The Victorian Pancreas Cancer Summit was held in Melbourne, November 2017 as part of the Integrated Cancer Services Tumour Summits programme. In preparation for the event the working party had analysed state-level data on management of all patients diagnosed and treated for pancreas cancer in Victoria between 2011-2015. Linkage between the Victorian Cancer Registry, the Victorian Admitted Episodes Dataset, the Victorian Radiotherapy Minimum Data Set and the Victorian Death Index provided data on treatment and outcome for all Victorians aged 18 years and older with a primary diagnosis of pancreatic cancer. Statistical analyses were performed to calculate incidence, survival and to demonstrate treatment pathways for metastatic and non-metastatic patient groups.
There were 3,962 Victorians diagnosed with all forms of pancreatic malignancy between 2011-2015 of whom 82% had pancreatic ductal adenocarcinoma (PDAC), and 67% of these patients had metastatic disease at diagnosis.
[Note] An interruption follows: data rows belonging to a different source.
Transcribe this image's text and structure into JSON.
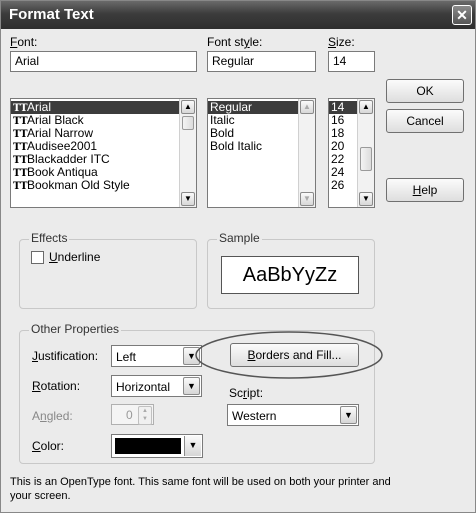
{
  "window": {
    "title": "Format Text",
    "close_glyph": "✕"
  },
  "font": {
    "label": "Font:",
    "value": "Arial",
    "items": [
      "Arial",
      "Arial Black",
      "Arial Narrow",
      "Audisee2001",
      "Blackadder ITC",
      "Book Antiqua",
      "Bookman Old Style"
    ],
    "selected": "Arial",
    "item_icon": "truetype-font-icon"
  },
  "style": {
    "label": "Font style:",
    "value": "Regular",
    "items": [
      "Regular",
      "Italic",
      "Bold",
      "Bold Italic"
    ],
    "selected": "Regular"
  },
  "size": {
    "label": "Size:",
    "value": "14",
    "items": [
      "14",
      "16",
      "18",
      "20",
      "22",
      "24",
      "26"
    ],
    "selected": "14"
  },
  "buttons": {
    "ok": "OK",
    "cancel": "Cancel",
    "help": "Help",
    "borders_fill": "Borders and Fill..."
  },
  "effects": {
    "title": "Effects",
    "underline_label": "Underline",
    "underline_checked": false
  },
  "sample": {
    "title": "Sample",
    "text": "AaBbYyZz"
  },
  "other": {
    "title": "Other Properties",
    "justification_label": "Justification:",
    "justification_value": "Left",
    "rotation_label": "Rotation:",
    "rotation_value": "Horizontal",
    "angled_label": "Angled:",
    "angled_value": "0",
    "color_label": "Color:",
    "color_value": "#000000",
    "script_label": "Script:",
    "script_value": "Western"
  },
  "footer": "This is an OpenType font. This same font will be used on both your printer and your screen."
}
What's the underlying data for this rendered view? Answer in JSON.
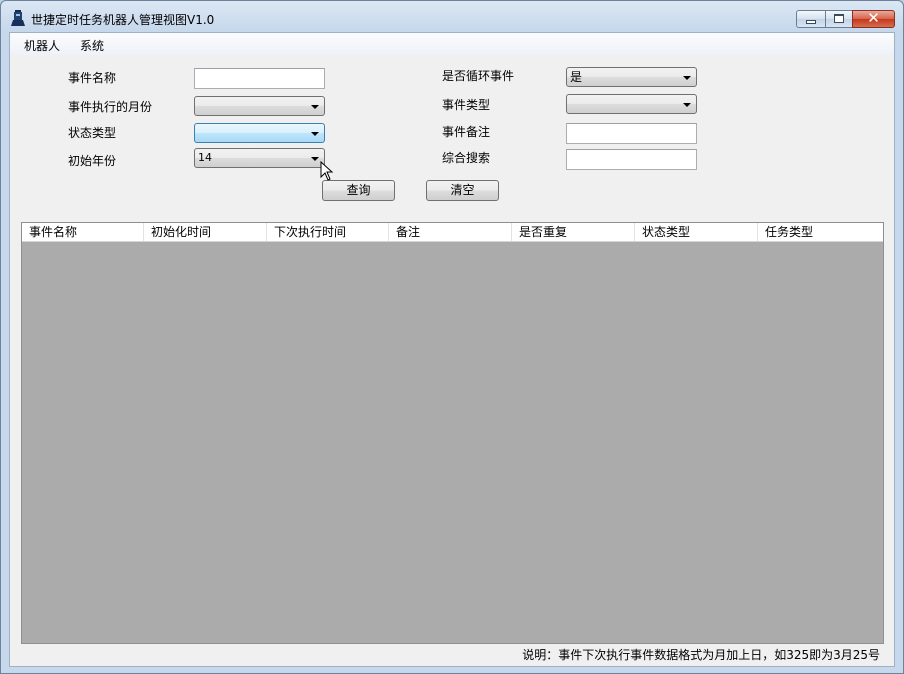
{
  "window": {
    "title": "世捷定时任务机器人管理视图V1.0",
    "icon": "robot-app-icon"
  },
  "menu": {
    "items": [
      "机器人",
      "系统"
    ]
  },
  "form": {
    "event_name_label": "事件名称",
    "event_name_value": "",
    "event_month_label": "事件执行的月份",
    "event_month_value": "",
    "status_type_label": "状态类型",
    "status_type_value": "",
    "start_year_label": "初始年份",
    "start_year_value": "14",
    "loop_label": "是否循环事件",
    "loop_value": "是",
    "event_type_label": "事件类型",
    "event_type_value": "",
    "event_note_label": "事件备注",
    "event_note_value": "",
    "search_label": "综合搜索",
    "search_value": ""
  },
  "buttons": {
    "query": "查询",
    "clear": "清空"
  },
  "grid": {
    "columns": [
      "事件名称",
      "初始化时间",
      "下次执行时间",
      "备注",
      "是否重复",
      "状态类型",
      "任务类型"
    ],
    "rows": []
  },
  "footer": {
    "note": "说明：事件下次执行事件数据格式为月加上日，如325即为3月25号"
  },
  "colors": {
    "grid_background": "#ababab",
    "client_background": "#f0f0f0",
    "close_button": "#c4381a"
  }
}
The age standardised incidence rates for all pancreatic malignancies increased from 6.8 cases to 7.4 cases per 100,000 between 2011 and 2015. One-year relative survival for PDAC diagnosed between 2011 and 2015 was 31% overall, 61% for non-metastatic and 16% for metastatic patients. Median survival for patients with metastatic PDAC increased from 2.7 months (95%CI=67-91 days) in 2011 to 3.9 months (95%CI=103-137) in 2015, and from 13.3 months (95%CI=362-460) to 15.9 months (95%CI=425-556) for non-metastatic cases.
More than two thirds of non-metastatic PDAC patients never proceeded to surgical resection, with only 31% undergoing pancreatectomy. There is no state-level data on whether these patients had resectable, borderline-resectable or locally advanced (non-metastatic) disease. Clearly patients with locally advanced/unresectable disease should not proceed to surgery, whereas the only hope for cure of those with resectable disease is complete resection (followed by systemic therapy). Borderline-resectable disease should be treated with neoadjuvant systemic therapy followed by surgery. During this time period, only 1.5% of non-metastatic patients were treated with neoadjuvant chemotherapy or chemo-radiation who proceeded to resection. Future classification of non-metastatic patients as one of these 3 categories is critical to understand how patients are treated, and to enable variations and deficiencies in care to be identified. Discussion of systemic therapy options using this terminology should be undertaken in dedicated multidisciplinary meetings to optimise treatment for patients with all forms of PDAC.
Of those patients undergoing intended curative resection, 77% proceeded to adjuvant chemotherapy or chemo-radiation. This means that nearly one quarter of patients who underwent surgery with curative intent never received intravenous systemic therapy in this time period. As a systemic disease in virtually all patients, treatment with systemic therapy should be at the forefront of management of PDAC and measures to improve this figure should be sought.
Treatment for patients with metastatic disease at diagnosis was more limited. 51% of metastatic PDAC patients did not receive any active anti-tumour therapy, of whom 96% died within one year of diagnosis. End-of-life care remains a priority as one-year survival rates of 31% reflect the sobering reality that most patients with PDAC still die soon after diagnosis and early involvement of palliative care physicians is another important goal at which to aim.